When a couple divorces, one of the first things they must do is decide how to divide their assets. If they are parents, they must also decide how to “divide” their time with their children, so that both parents have quality parenting time, and can contribute to the children’s well-being and growth. Both of these divisions are important, and even the most amicable of couples can find themselves at odds when it comes time to make the decisions.
For some divorcing couples, however, these two very different factors are part of a larger issue. When a couple decides to freeze viable embryos, and then later decides to divorce, there are additional issues. The Washington Post recently reported on a Colorado couple named Drake and Mandy Rooks. When they divorced, the judge gave custody of the children to Mandy – but custody of the embryos went to Drake. Now, she is fighting to keep them frozen, while he wants them to be destroyed.
The courts have struggled with this for years
Maryland first addressed the issue of “who keeps the embryos” five years ago, when a woman lost custody of her living children, but was granted the right to keep the embryos: Anong v. Mbah. A similar debate made national headlines in 2015, when actress Sofia Vergara and her ex-boyfriend battled over whether the embryos could be destroyed. (The lawsuit filed against her by her ex was recently dismissed by a federal judge.) No precedent-setting decision or final ruling has been handed down, which means different judges in different jurisdictions in different states can rule however they wish.

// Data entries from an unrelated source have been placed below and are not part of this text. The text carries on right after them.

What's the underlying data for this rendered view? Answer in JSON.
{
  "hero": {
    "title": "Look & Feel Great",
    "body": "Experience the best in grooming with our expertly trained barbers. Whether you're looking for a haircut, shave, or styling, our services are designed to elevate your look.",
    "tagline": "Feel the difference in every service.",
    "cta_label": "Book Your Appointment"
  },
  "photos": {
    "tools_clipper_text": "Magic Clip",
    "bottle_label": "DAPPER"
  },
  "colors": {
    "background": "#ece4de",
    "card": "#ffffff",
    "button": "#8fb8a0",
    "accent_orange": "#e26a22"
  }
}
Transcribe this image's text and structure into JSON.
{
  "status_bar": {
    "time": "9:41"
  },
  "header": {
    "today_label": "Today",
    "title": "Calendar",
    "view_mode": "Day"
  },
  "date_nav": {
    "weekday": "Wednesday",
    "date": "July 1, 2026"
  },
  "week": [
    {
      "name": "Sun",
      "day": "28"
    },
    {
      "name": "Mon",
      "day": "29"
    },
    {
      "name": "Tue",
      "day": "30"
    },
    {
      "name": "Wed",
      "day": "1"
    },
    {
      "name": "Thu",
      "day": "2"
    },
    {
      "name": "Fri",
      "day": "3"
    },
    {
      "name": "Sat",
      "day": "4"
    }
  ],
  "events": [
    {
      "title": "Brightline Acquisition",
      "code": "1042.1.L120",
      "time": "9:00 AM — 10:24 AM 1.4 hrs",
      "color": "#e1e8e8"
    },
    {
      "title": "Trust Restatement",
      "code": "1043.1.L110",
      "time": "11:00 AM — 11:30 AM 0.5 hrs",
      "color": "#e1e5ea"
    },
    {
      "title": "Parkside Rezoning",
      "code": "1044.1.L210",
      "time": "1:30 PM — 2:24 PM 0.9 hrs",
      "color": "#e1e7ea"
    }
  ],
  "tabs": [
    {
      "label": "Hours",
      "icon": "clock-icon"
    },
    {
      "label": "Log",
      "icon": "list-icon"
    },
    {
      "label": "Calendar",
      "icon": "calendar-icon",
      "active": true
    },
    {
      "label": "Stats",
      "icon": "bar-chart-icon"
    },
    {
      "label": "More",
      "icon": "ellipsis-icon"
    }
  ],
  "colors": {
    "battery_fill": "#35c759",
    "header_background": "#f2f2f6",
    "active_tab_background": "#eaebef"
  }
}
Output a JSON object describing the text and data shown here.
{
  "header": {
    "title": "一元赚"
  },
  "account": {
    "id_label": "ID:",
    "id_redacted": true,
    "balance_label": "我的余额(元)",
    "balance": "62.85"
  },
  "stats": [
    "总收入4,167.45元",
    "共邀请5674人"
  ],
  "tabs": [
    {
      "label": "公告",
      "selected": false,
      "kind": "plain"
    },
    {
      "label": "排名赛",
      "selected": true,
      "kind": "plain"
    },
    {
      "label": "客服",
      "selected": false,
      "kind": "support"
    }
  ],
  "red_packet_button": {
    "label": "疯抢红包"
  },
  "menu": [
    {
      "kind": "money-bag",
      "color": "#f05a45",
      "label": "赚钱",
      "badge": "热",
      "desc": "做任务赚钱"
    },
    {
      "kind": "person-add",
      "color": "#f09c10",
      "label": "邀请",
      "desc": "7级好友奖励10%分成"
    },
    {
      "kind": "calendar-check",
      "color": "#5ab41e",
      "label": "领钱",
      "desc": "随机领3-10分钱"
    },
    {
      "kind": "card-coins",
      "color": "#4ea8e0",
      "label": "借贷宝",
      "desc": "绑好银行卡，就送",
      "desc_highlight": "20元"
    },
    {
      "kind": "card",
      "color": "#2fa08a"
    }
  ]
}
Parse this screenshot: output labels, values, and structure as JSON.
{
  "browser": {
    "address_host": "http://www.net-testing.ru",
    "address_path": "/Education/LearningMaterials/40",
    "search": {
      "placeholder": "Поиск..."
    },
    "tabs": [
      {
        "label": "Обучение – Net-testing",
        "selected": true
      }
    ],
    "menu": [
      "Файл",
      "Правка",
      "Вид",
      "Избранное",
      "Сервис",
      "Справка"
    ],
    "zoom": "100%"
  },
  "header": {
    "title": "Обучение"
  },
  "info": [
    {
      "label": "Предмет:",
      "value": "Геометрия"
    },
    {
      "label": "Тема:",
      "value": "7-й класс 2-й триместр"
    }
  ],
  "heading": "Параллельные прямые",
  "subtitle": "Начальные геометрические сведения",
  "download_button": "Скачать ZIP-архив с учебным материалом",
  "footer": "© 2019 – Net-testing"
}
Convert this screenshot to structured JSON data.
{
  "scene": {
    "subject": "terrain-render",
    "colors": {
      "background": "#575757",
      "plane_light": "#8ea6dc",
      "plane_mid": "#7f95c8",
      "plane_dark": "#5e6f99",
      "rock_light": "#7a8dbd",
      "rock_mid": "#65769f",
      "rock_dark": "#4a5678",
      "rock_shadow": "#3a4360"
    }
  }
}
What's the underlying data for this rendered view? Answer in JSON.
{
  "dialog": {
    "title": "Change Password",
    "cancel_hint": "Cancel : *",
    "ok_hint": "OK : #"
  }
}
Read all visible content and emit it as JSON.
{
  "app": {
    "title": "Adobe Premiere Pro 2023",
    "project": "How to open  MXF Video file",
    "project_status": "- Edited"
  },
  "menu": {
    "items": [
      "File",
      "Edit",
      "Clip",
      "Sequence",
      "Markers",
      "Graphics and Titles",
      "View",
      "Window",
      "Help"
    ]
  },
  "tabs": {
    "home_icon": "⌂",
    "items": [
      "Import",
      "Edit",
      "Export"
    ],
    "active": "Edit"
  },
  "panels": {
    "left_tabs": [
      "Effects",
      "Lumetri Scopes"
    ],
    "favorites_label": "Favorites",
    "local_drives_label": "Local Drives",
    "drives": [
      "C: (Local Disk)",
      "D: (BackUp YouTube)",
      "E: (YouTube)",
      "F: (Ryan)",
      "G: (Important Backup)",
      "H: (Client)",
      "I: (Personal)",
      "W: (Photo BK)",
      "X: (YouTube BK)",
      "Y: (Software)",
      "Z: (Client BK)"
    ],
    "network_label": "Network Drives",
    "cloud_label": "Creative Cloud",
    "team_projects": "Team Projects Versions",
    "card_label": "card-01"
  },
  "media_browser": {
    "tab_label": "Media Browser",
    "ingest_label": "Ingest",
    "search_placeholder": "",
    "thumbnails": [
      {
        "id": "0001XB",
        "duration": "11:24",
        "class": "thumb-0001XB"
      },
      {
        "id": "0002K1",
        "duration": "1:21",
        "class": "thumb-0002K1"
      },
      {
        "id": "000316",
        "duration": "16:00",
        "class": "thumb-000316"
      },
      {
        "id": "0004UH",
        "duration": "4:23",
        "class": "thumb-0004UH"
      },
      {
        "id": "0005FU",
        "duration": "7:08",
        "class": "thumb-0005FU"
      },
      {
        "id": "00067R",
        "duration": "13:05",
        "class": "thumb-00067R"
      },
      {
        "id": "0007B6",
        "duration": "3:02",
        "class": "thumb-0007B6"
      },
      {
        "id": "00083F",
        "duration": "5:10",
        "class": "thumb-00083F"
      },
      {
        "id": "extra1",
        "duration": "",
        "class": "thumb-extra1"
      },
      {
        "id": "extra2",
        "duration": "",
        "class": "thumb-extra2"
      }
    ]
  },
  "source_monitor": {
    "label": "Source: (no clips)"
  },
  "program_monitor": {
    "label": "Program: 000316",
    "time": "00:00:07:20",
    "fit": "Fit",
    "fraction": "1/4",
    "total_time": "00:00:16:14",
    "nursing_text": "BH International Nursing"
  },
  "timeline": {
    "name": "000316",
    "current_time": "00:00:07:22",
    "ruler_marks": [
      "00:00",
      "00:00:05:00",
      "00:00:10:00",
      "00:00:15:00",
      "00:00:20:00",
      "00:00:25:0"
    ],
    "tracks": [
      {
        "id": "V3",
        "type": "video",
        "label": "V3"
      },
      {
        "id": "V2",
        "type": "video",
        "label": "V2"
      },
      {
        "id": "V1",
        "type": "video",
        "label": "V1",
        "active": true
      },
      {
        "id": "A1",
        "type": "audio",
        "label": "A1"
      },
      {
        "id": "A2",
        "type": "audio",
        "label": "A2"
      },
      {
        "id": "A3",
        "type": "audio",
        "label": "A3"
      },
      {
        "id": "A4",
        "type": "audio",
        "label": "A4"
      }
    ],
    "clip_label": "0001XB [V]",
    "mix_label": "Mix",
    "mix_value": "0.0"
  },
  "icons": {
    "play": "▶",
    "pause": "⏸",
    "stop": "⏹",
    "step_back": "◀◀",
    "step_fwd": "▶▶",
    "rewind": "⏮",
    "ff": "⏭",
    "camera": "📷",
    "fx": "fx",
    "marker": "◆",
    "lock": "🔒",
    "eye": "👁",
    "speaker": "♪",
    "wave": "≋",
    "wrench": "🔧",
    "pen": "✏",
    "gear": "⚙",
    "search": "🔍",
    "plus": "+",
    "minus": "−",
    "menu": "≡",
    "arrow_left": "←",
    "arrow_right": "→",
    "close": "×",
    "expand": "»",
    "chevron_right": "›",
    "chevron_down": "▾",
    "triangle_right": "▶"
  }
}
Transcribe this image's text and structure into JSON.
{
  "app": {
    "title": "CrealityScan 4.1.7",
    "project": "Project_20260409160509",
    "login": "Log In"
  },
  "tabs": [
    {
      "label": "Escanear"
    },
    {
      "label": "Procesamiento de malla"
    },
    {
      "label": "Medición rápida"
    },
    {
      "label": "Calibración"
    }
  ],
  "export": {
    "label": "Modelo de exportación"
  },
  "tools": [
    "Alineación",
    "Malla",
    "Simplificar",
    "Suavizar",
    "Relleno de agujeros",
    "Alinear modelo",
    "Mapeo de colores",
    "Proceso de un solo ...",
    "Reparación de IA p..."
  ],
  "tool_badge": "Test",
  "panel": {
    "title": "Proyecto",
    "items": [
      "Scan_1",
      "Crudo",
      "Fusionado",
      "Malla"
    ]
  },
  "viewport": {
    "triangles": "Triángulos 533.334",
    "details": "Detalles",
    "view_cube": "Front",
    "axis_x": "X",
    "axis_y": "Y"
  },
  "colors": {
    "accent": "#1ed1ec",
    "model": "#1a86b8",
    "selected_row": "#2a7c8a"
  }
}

But perhaps not for long. The Post reports that the Rooks’ case will be heard by the Colorado Supreme Court and an appeal, if any, could possibly go to the Supreme Court – and that means a ruling all judges will have to follow.
Protecting yourself if you and your partner have frozen embryos
As the technologies for fertility advance, so do the legal issues. While no couple likes to think their marriage will end in divorce, it is better to be safe than to be sorry. There are a few steps you can take if you and your partner have frozen embryos for later use:
- You could create a contract with the fertility clinic that designates who has the right to decide what happens to the embryos in the event of a divorce, or a change in your marriage.
- You can leave it in the hands of the court. (This is what enabled Drake Rooks to be awarded the embryos.)
- You can terminate your parental rights to any children born from the embryos, as part of the divorce agreement.
- You can donate the embryos to a couple who cannot conceive on their own.
- You can create a pre-nup or post-nup that designates what happens to any embryos you and your partner may choose to freeze.
At this point, you and your ex-spouse have a good deal of freedom when it comes to designating what happens with frozen embryos. While this might seem intimidating, it also grants you the freedom to be more creative than the courts might otherwise be.
At Peters & Clark, P.A., we understand that complex issues like these can lead to unanticipated challenges. Our skilled team of divorce lawyers is equipped to guide you through the divorce process, and help you start a new life. To learn more about our services, or to schedule a consultation in our Annapolis office, please call 410.921.2422, or fill out our contact form.